Cellular survival strategies of Kremastochrysis sp. (Chrysophyceae), a microalga withstanding melting snow as a habitat

  • Daniel Remias (Speaker)
  • Lenka Procházková (Speaker)
  • Linda Nedbalová (Speaker)
  • Cecilia Nicoletti (Speaker)
  • James Raymond (Speaker)

Activity: Talk or presentationOral presentation
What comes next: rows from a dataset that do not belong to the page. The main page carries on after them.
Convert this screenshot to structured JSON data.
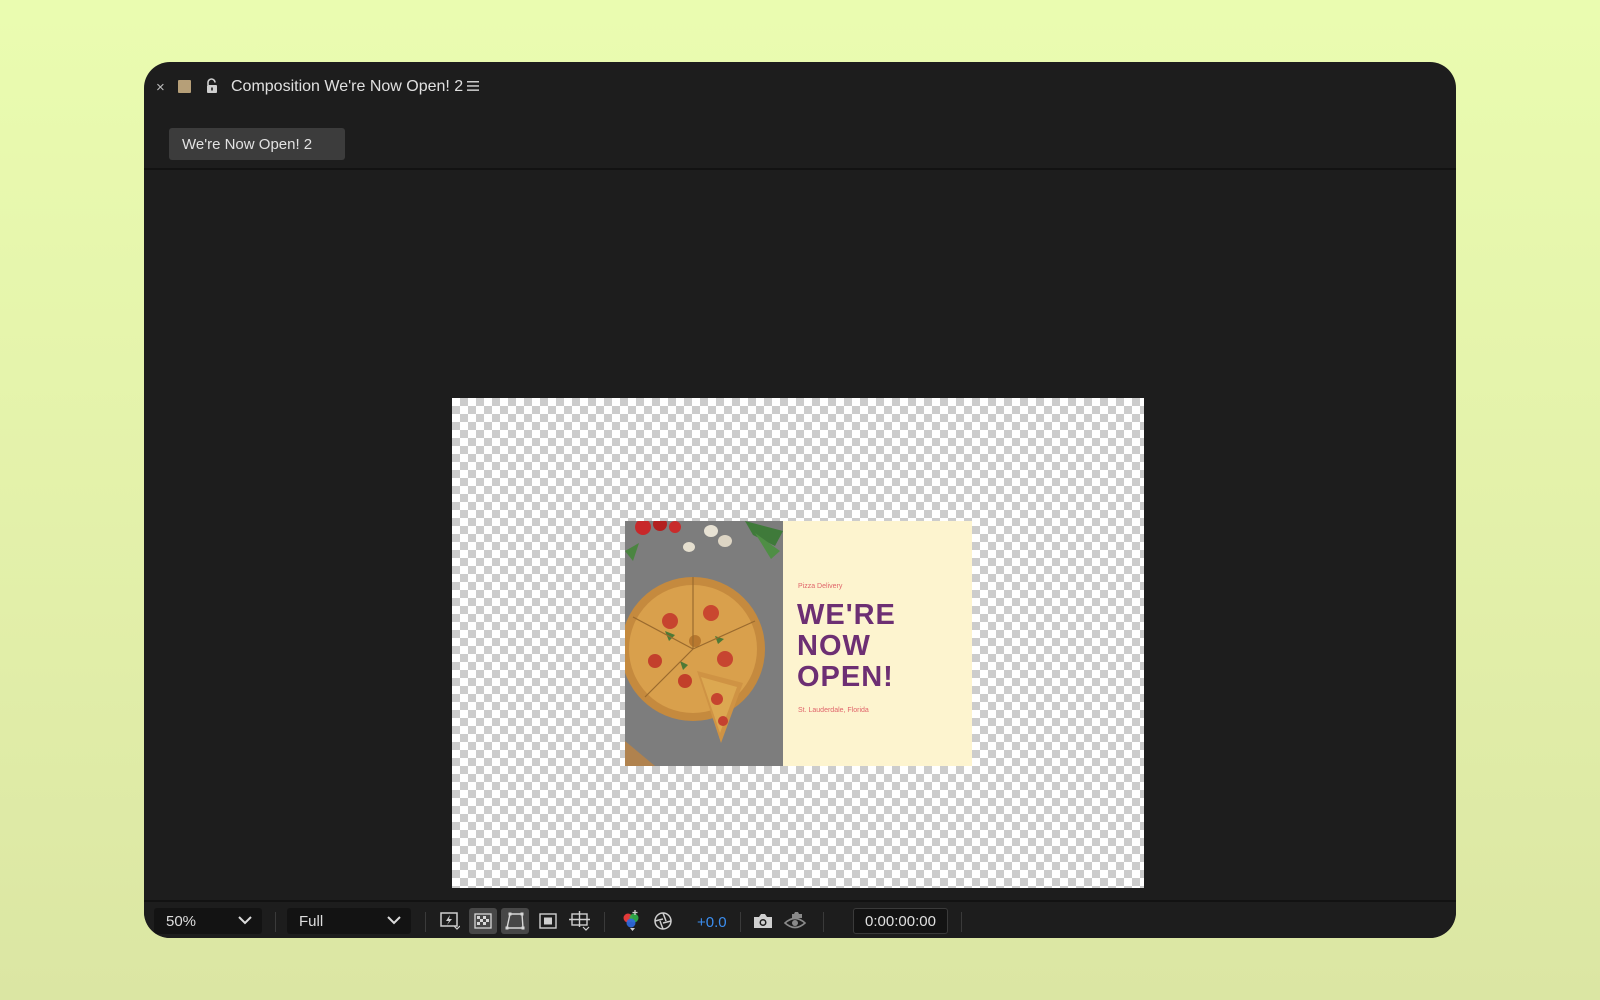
{
  "panel": {
    "close_glyph": "×",
    "title": "Composition We're Now Open! 2",
    "label_color": "#b69f78"
  },
  "subtab": {
    "label": "We're Now Open! 2"
  },
  "poster": {
    "kicker": "Pizza Delivery",
    "headline": [
      "WE'RE",
      "NOW",
      "OPEN!"
    ],
    "location": "St. Lauderdale, Florida",
    "headline_color": "#6d2f73",
    "accent_color": "#e0646a",
    "background_color": "#fdf4cf"
  },
  "toolbar": {
    "zoom": "50%",
    "resolution": "Full",
    "exposure": "+0.0",
    "timecode": "0:00:00:00",
    "buttons": [
      {
        "icon": "fast-previews-icon",
        "active": false
      },
      {
        "icon": "transparency-grid-icon",
        "active": true
      },
      {
        "icon": "mask-path-visibility-icon",
        "active": true
      },
      {
        "icon": "region-of-interest-icon",
        "active": false
      },
      {
        "icon": "grid-guides-icon",
        "active": false
      },
      {
        "icon": "color-channel-icon",
        "active": false
      },
      {
        "icon": "reset-exposure-icon",
        "active": false
      },
      {
        "icon": "snapshot-icon",
        "active": false
      },
      {
        "icon": "show-snapshot-icon",
        "active": false
      }
    ],
    "exposure_color": "#3b8ef0"
  }
}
•Snow algae are photoautotrophs which thrive in mountainous or polar snow packs. Blooms occur during the melting period in spring and summer when water prevails between snow crystals •They are extremophiles in terms of irradiation conditions, low temperatures and restricted water availability (freeze-thaw-events) •While most of snow algae belong to the green algae (Chlorophyceae) causing green or red blooms [1], we describe here a golden algae (Chrysophyceae) causing yellow snow in the Austrian Alps •Our aim was to understand survival strategies of these cells at the biochemical and transcriptomic (protein expression) level •Strains of snow algae may accumulate biotechnological promising compounds like pigments, lipids[3] or anti-freeze agents[4] •Spent culture medium exhibited ice structuring activity, indicating the presence of secreted ice binding proteins (IBPs) [4] (fig. 9) •The transcriptome contained two IBP isoforms with secretion domains, each with many transcripts •Expression of the IBPs was strongly induced by low temperature (fig. 10) •Two chaperonins (support protein folding) were found to be specific for 1°C and 15°C, respectively (fig. 10).
Period16 Sept 2018
Event title12th International Congress of Extremophiles
Event typeWorkshop
LocationIschia, ItalyShow on map